- _Directions for this task_: Each line of the records below that contains "price" needs to be copied.

Segment Open

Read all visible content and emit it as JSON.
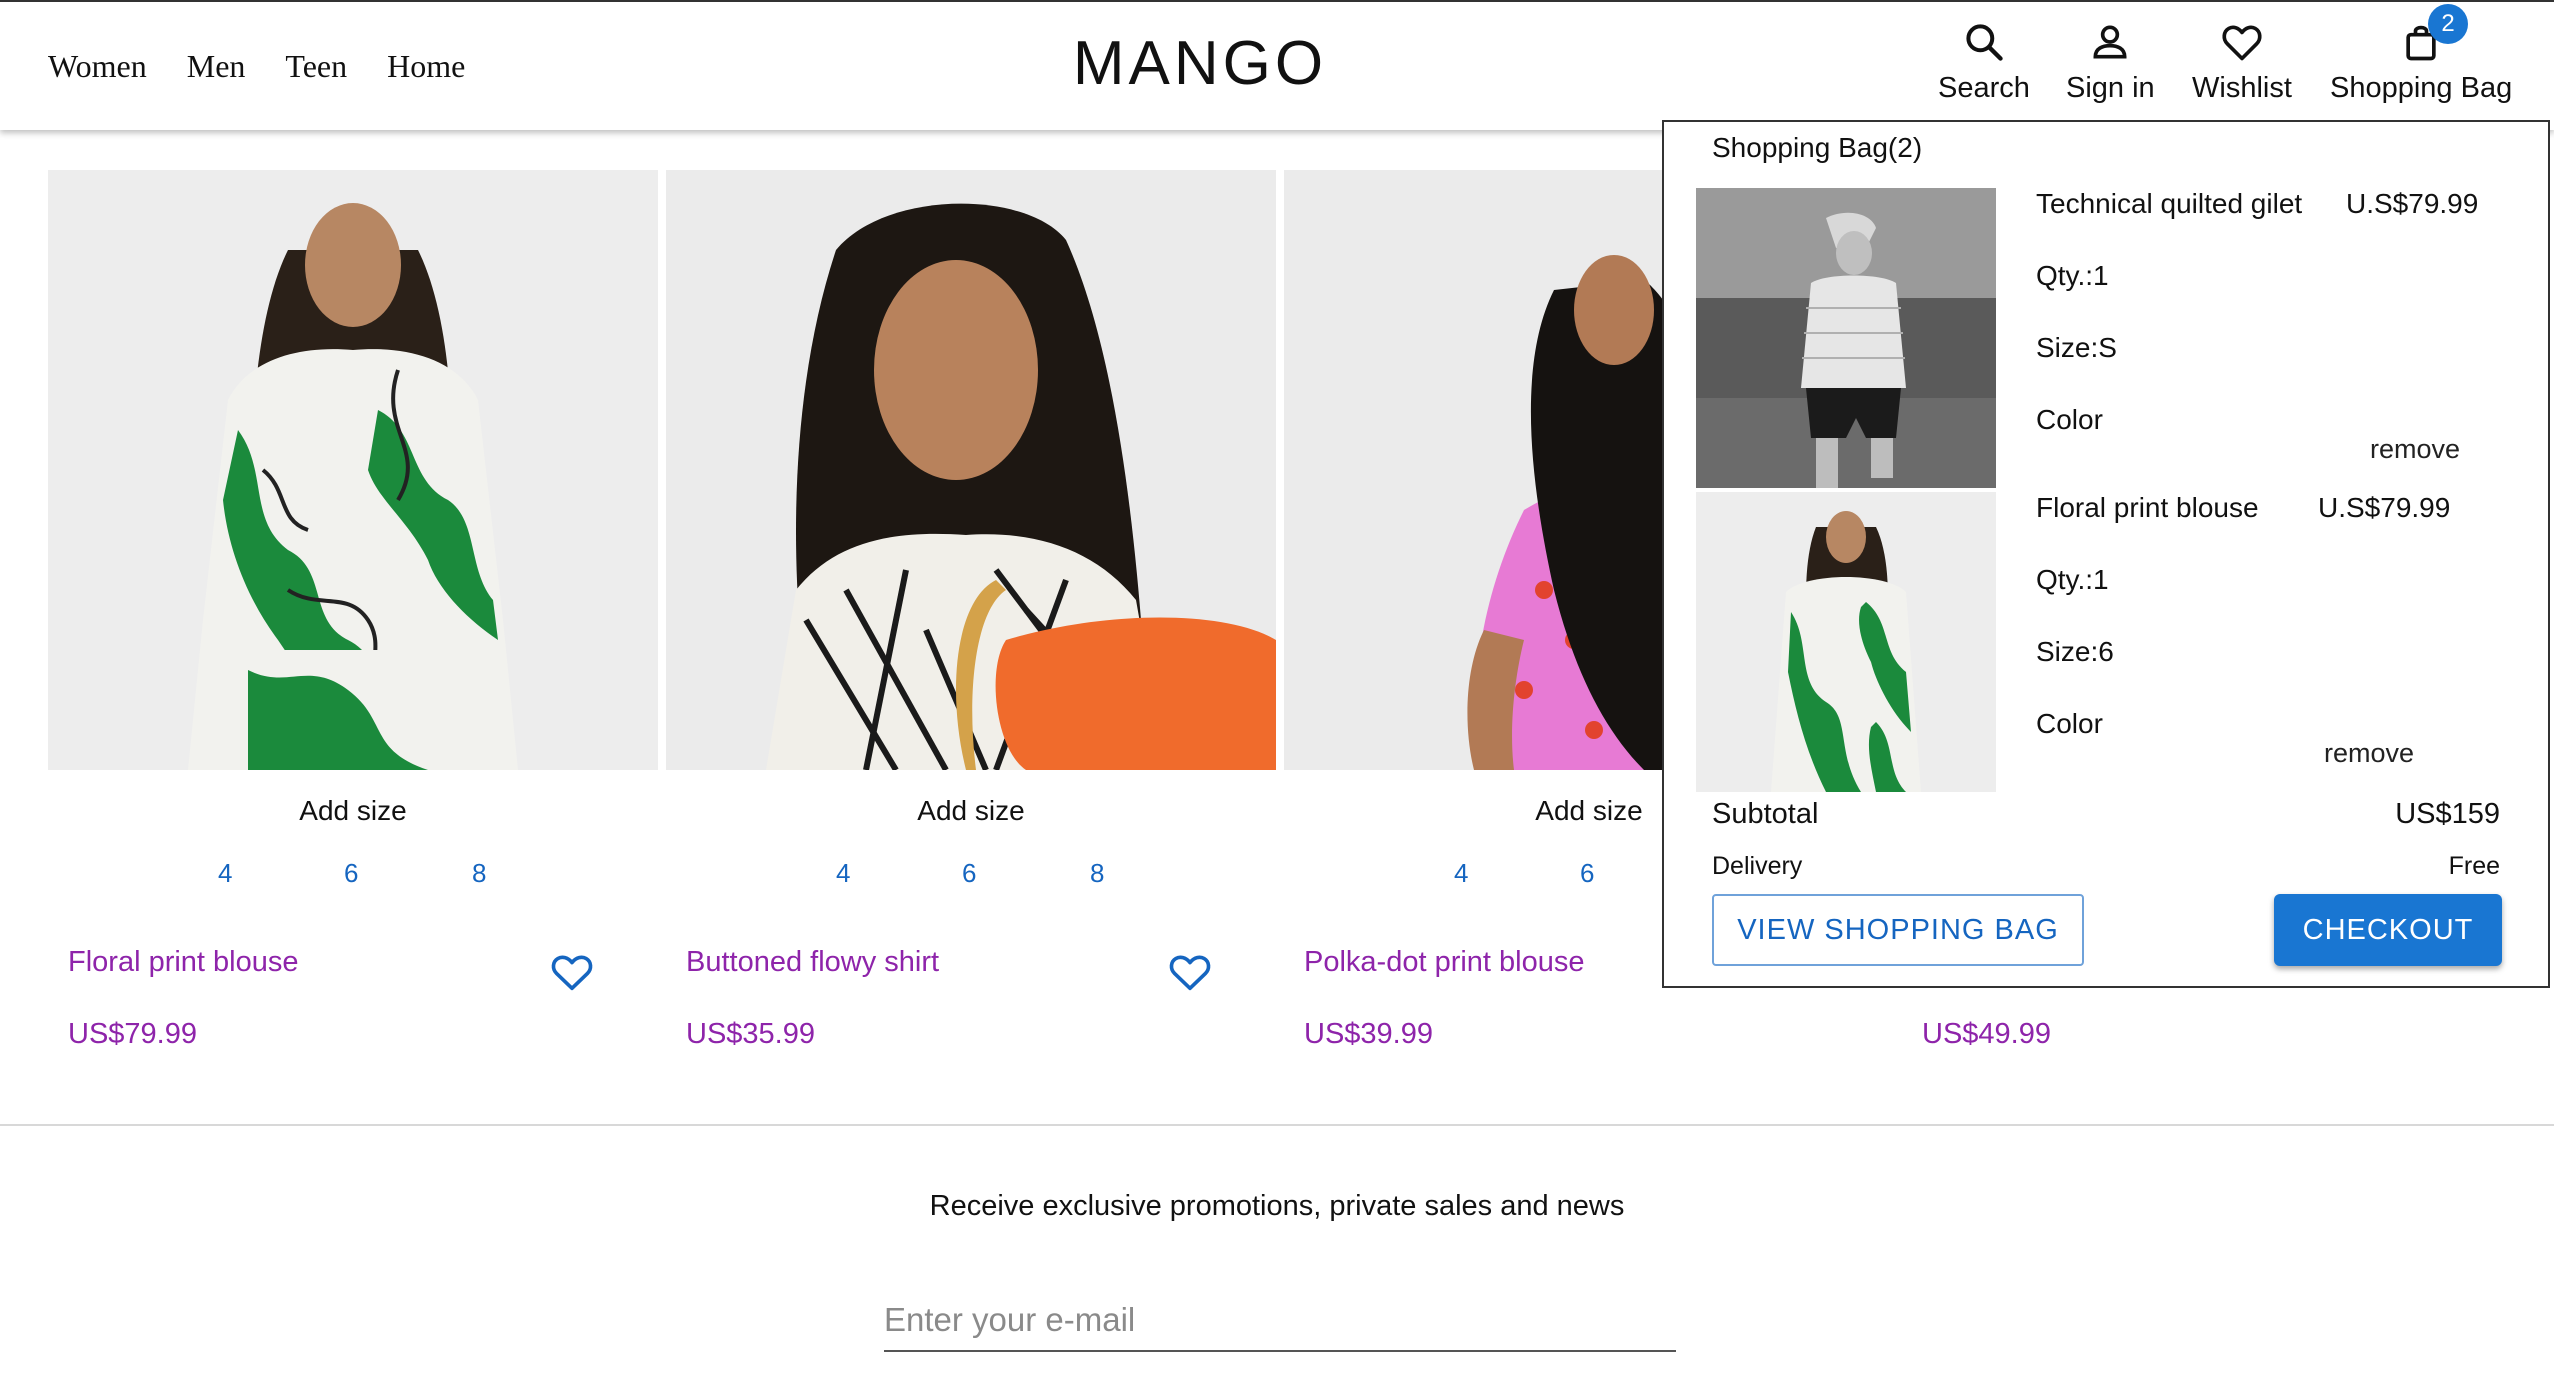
{
  "brand": "MANGO",
  "nav": {
    "women": "Women",
    "men": "Men",
    "teen": "Teen",
    "home": "Home"
  },
  "header_actions": {
    "search": "Search",
    "sign_in": "Sign in",
    "wishlist": "Wishlist",
    "bag": "Shopping Bag",
    "bag_count": "2"
  },
  "products": [
    {
      "name": "Floral print blouse",
      "price": "US$79.99",
      "add_size": "Add size",
      "sizes": [
        "4",
        "6",
        "8"
      ]
    },
    {
      "name": "Buttoned flowy shirt",
      "price": "US$35.99",
      "add_size": "Add size",
      "sizes": [
        "4",
        "6",
        "8"
      ]
    },
    {
      "name": "Polka-dot print blouse",
      "price": "US$39.99",
      "add_size": "Add size",
      "sizes": [
        "4",
        "6"
      ]
    },
    {
      "price": "US$49.99"
    }
  ],
  "bag": {
    "title": "Shopping Bag(2)",
    "items": [
      {
        "name": "Technical quilted gilet",
        "price": "U.S$79.99",
        "qty": "Qty.:1",
        "size": "Size:S",
        "color": "Color",
        "remove": "remove"
      },
      {
        "name": "Floral print blouse",
        "price": "U.S$79.99",
        "qty": "Qty.:1",
        "size": "Size:6",
        "color": "Color",
        "remove": "remove"
      }
    ],
    "subtotal_label": "Subtotal",
    "subtotal_value": "US$159",
    "delivery_label": "Delivery",
    "delivery_value": "Free",
    "view_bag": "VIEW SHOPPING BAG",
    "checkout": "CHECKOUT"
  },
  "footer": {
    "promo": "Receive exclusive promotions, private sales and news",
    "email_placeholder": "Enter your e-mail"
  },
  "colors": {
    "accent": "#1976d2",
    "product_text": "#8e24aa",
    "size_link": "#1565c0"
  }
}
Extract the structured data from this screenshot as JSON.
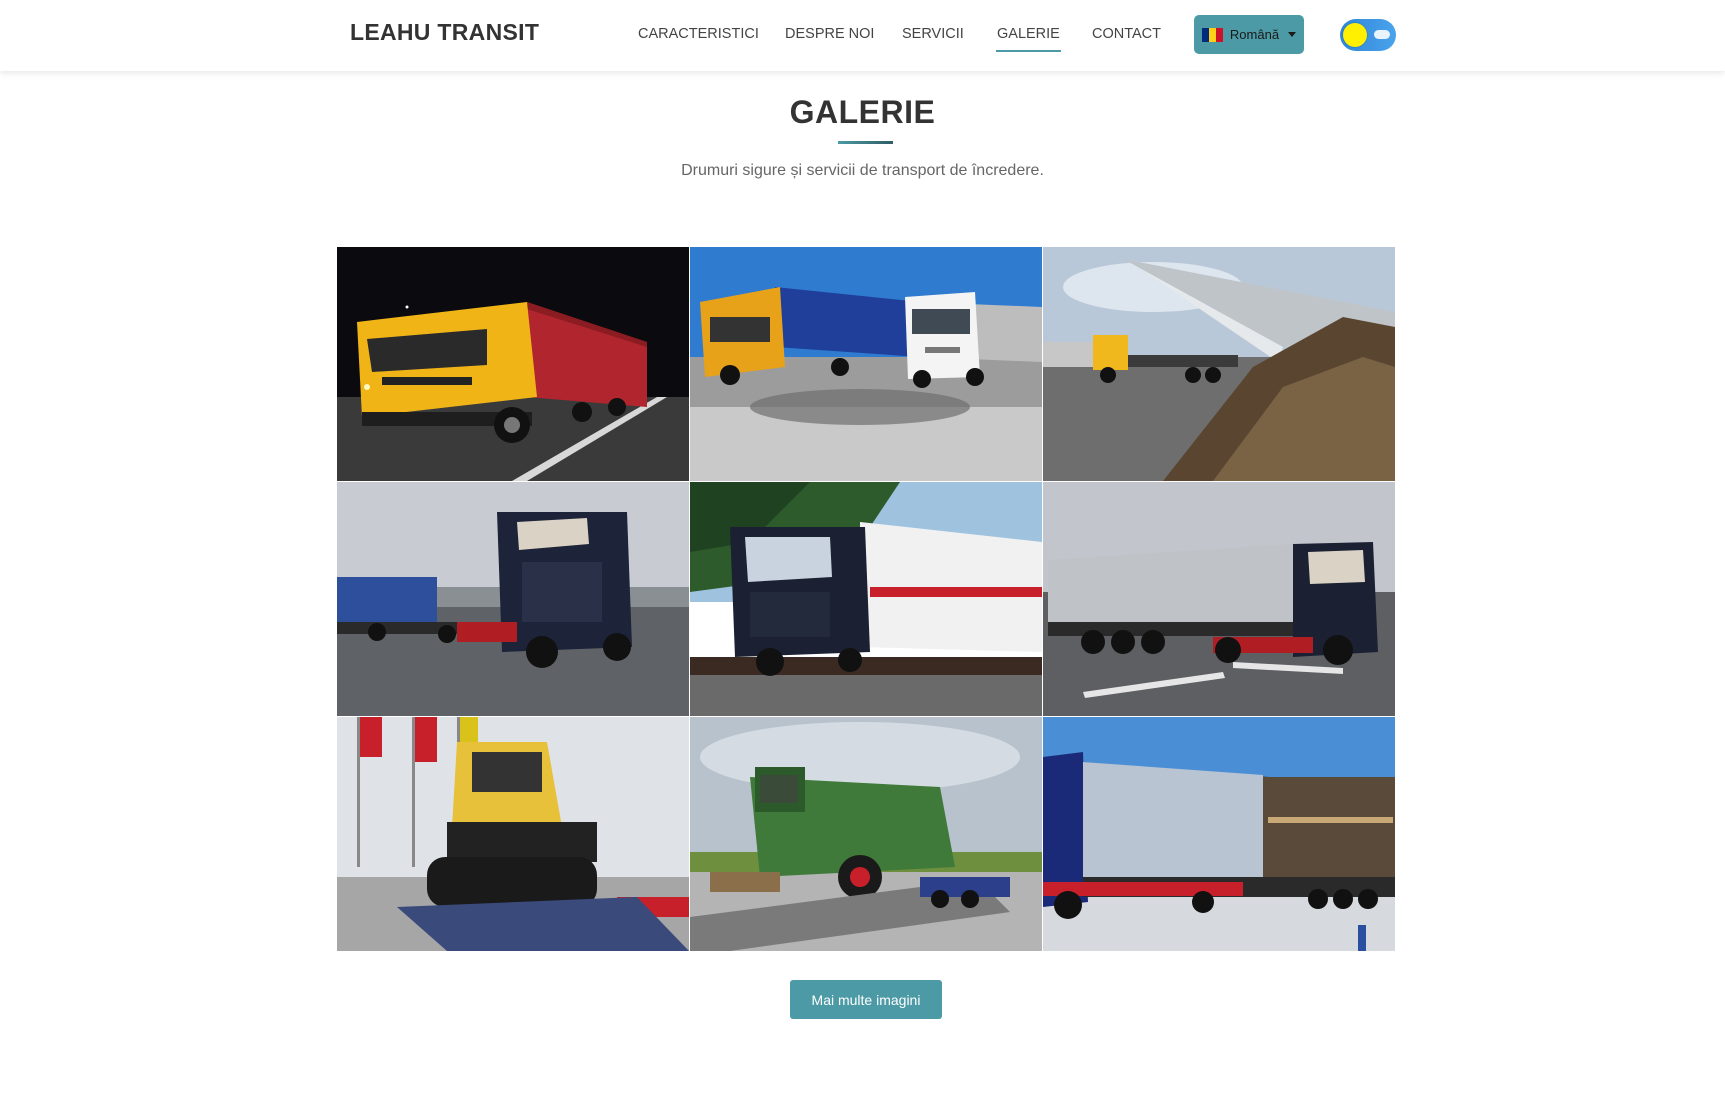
{
  "brand": "LEAHU TRANSIT",
  "nav": {
    "items": [
      "CARACTERISTICI",
      "DESPRE NOI",
      "SERVICII",
      "GALERIE",
      "CONTACT"
    ],
    "active": "GALERIE",
    "language_label": "Română",
    "language_flag_colors": [
      "#002B7F",
      "#FCD116",
      "#CE1126"
    ],
    "theme_toggle_icon": "sun-icon"
  },
  "gallery_section": {
    "title": "GALERIE",
    "subtitle": "Drumuri sigure și servicii de transport de încredere.",
    "more_button": "Mai multe imagini",
    "images": [
      {
        "name": "photo-yellow-iveco-truck-night"
      },
      {
        "name": "photo-yellow-and-white-trucks-parking"
      },
      {
        "name": "photo-tipper-unloading-sugar-beets"
      },
      {
        "name": "photo-dark-mercedes-lowbed-trailer"
      },
      {
        "name": "photo-mercedes-on-rail-wagon"
      },
      {
        "name": "photo-dark-truck-curtain-trailer"
      },
      {
        "name": "photo-yellow-tracked-tractor-on-trailer"
      },
      {
        "name": "photo-green-combine-harvester-on-trailer"
      },
      {
        "name": "photo-blue-truck-open-curtain-trailer"
      }
    ]
  },
  "colors": {
    "accent": "#4b9aa5",
    "text": "#333333",
    "subtitle": "#666666"
  }
}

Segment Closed

- _Response area_:
      "price": "US$79.99",
      "price": "US$35.99",
      "price": "US$39.99",
      "price": "US$49.99"
        "price": "U.S$79.99",
        "price": "U.S$79.99",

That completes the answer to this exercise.